This means that the “Heckman critique” seems justified, and at least in the labour market some of the field experiments seem to overstate the degree of discrimination. Assuming that this is not unique to the papers they could re-examine, the distribution of effect sizes in the meta-analysis would be a bit different and include more studies towards the no discrimination end. I can imagine that in this case, the test for publication bias would no longer suggest “missing” studies. Put different, these “missing” studies were not missing, but reported biased estimates.

The unfortunate bit is that we cannot find out, because the correction provided by David Neumark has data requirements not all existing studies can meet. But at least I have a potential explanation to that puzzle: bias of a different kind than publication bias and the so-called file-drawer problem.

Neumark, D. (2012). ‘Detecting discrimination in audit and correspondence studies’, Journal of Human Resources, 47(4), pp. 1128-157

Neumark, David, and Judith Rich. 2016. “Do Field Experiments on Labor and Housing Markets Overstate Discrimination? Re-Examination of the Evidence.” NBER Working Papers w22278 (May). http://www.nber.org/papers/w22278.pdf.

Zschirnt, Eva, and Didier Ruedin. 2016. “Ethnic Discrimination in Hiring Decisions: A Meta-Analysis of Correspondence Tests 1990–2015.” Journal of Ethnic and Migration Studies 42 (7): 1115–34. doi:10.1080/1369183X.2015.1133279.

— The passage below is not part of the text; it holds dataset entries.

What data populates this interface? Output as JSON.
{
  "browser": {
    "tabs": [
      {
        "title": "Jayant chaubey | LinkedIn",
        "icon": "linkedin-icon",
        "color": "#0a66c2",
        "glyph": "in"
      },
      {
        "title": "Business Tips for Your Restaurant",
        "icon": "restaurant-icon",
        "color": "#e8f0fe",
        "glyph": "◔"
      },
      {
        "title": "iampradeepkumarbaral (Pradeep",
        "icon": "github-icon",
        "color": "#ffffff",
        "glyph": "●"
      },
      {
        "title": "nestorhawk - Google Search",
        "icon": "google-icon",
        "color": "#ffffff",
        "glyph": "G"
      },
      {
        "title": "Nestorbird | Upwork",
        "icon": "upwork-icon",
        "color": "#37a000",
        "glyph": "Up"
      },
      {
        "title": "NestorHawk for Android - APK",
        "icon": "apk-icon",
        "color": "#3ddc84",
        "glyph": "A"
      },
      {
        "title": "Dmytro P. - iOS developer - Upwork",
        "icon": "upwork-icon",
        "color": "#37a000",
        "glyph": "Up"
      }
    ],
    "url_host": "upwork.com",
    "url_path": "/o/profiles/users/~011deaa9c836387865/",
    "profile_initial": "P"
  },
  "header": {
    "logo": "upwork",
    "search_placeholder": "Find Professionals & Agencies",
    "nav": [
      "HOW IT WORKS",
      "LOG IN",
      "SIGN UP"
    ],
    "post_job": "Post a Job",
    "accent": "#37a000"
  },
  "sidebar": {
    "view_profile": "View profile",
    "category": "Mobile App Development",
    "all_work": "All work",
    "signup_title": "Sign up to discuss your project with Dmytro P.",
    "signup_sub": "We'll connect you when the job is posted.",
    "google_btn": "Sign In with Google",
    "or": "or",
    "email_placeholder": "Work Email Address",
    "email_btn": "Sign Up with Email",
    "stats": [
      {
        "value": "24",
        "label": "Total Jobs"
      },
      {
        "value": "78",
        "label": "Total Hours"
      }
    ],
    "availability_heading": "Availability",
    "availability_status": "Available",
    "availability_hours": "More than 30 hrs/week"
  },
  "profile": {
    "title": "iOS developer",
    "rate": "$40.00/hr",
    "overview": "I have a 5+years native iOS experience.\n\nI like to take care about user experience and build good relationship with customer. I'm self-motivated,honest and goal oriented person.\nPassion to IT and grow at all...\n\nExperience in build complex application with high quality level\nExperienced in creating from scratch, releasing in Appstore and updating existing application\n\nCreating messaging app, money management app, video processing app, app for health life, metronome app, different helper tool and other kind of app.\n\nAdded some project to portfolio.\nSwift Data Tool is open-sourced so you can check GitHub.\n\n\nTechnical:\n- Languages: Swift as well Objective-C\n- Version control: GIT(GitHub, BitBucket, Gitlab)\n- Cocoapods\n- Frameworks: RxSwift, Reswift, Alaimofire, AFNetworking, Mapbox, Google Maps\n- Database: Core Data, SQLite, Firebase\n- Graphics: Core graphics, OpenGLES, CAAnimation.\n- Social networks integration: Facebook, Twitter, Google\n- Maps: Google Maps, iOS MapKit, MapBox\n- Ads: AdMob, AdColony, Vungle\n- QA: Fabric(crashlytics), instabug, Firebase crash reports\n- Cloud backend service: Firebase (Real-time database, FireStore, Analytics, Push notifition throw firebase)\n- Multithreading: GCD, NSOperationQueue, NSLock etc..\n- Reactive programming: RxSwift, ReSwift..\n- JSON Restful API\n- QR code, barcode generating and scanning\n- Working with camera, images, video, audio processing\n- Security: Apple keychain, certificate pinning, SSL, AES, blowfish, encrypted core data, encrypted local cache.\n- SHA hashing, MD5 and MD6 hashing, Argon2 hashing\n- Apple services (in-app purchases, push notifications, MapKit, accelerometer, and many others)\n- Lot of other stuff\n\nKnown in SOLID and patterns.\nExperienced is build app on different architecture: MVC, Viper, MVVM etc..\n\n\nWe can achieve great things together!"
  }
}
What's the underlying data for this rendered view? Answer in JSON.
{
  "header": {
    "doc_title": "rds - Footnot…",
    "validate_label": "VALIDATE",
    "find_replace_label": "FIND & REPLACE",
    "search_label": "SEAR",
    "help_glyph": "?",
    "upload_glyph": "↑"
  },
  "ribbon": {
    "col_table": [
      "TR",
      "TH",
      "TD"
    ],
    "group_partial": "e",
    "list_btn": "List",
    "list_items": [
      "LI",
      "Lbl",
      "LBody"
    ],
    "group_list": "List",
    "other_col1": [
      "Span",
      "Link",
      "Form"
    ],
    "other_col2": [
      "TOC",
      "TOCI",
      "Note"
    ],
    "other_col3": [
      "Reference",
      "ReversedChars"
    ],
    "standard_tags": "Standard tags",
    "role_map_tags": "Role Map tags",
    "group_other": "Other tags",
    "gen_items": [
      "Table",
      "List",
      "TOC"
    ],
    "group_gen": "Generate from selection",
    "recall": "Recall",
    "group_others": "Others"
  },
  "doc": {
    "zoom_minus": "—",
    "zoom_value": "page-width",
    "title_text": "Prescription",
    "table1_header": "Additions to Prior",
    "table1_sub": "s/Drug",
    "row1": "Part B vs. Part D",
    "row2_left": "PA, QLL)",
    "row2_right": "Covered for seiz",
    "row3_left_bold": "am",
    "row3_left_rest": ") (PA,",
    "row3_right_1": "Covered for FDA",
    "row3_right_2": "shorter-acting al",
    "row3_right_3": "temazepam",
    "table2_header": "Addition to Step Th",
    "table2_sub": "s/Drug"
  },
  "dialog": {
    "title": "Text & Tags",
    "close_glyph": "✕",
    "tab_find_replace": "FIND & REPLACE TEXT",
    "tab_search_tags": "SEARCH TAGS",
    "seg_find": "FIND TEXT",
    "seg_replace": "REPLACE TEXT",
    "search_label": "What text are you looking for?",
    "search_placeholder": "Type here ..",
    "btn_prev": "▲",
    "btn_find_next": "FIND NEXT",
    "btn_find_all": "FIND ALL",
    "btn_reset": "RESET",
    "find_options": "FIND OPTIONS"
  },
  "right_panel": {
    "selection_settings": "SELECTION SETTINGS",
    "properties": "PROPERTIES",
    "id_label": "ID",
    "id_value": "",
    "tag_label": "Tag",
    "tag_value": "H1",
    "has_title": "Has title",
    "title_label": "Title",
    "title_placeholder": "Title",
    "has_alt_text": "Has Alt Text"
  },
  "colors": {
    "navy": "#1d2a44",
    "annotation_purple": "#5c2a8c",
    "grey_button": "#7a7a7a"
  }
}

Planning a Field Experiment? Read These First

Are you planning to run a field experiment, perhaps even on discrimination in hiring decisions? As a complement to our meta-analysis of existing field experiments on ethnic discrimination in hiring, you could do worse than reading two recent working papers by my co-author Eva Zschirnt: In one, she outlines the history of field experiments in much more detail than a journal article can do, in the other she collects ethical considerations in a single place.

Zschirnt, Eva. 2016a. ‘Measuring Hiring Discrimination – A History of Field Experiments in Discrimination Research’. NCCR On the Move Working Paper Series 7 (May): 1–32.
———. 2016b. ‘Revisiting Ethics in Correspondence Testing’. NCCR On the Move Working Paper Series 8 (May): 1–26.
Zschirnt, Eva, and Didier Ruedin. 2016. ‘Ethnic Discrimination in Hiring Decisions: A Meta-Analysis of Correspondence Tests 1990–2015’. Journal of Ethnic and Migration Studies 42 (7): 1115–34. doi:10.1080/1369183X.2015.1133279.

Ethnic discrimination in hiring decisions: a meta-analysis of correspondence tests 1990–2015

Eva Zschirnt and I have undertaken a meta-analysis of correspondence tests in OECD countries between 1990 and 2015. It is now available on the website of JEMS. We cover 738 in 43 separate studies conducted in OECD countries between 1990 and 2015. In addition to summarizing research findings, we focus on groups of specific tests to ascertain the robustness of findings, emphasizing (lack of) differences across countries, gender, and economic contexts. Discrimination of ethnic minority and immigrant candidates remains commonplace across time and contexts.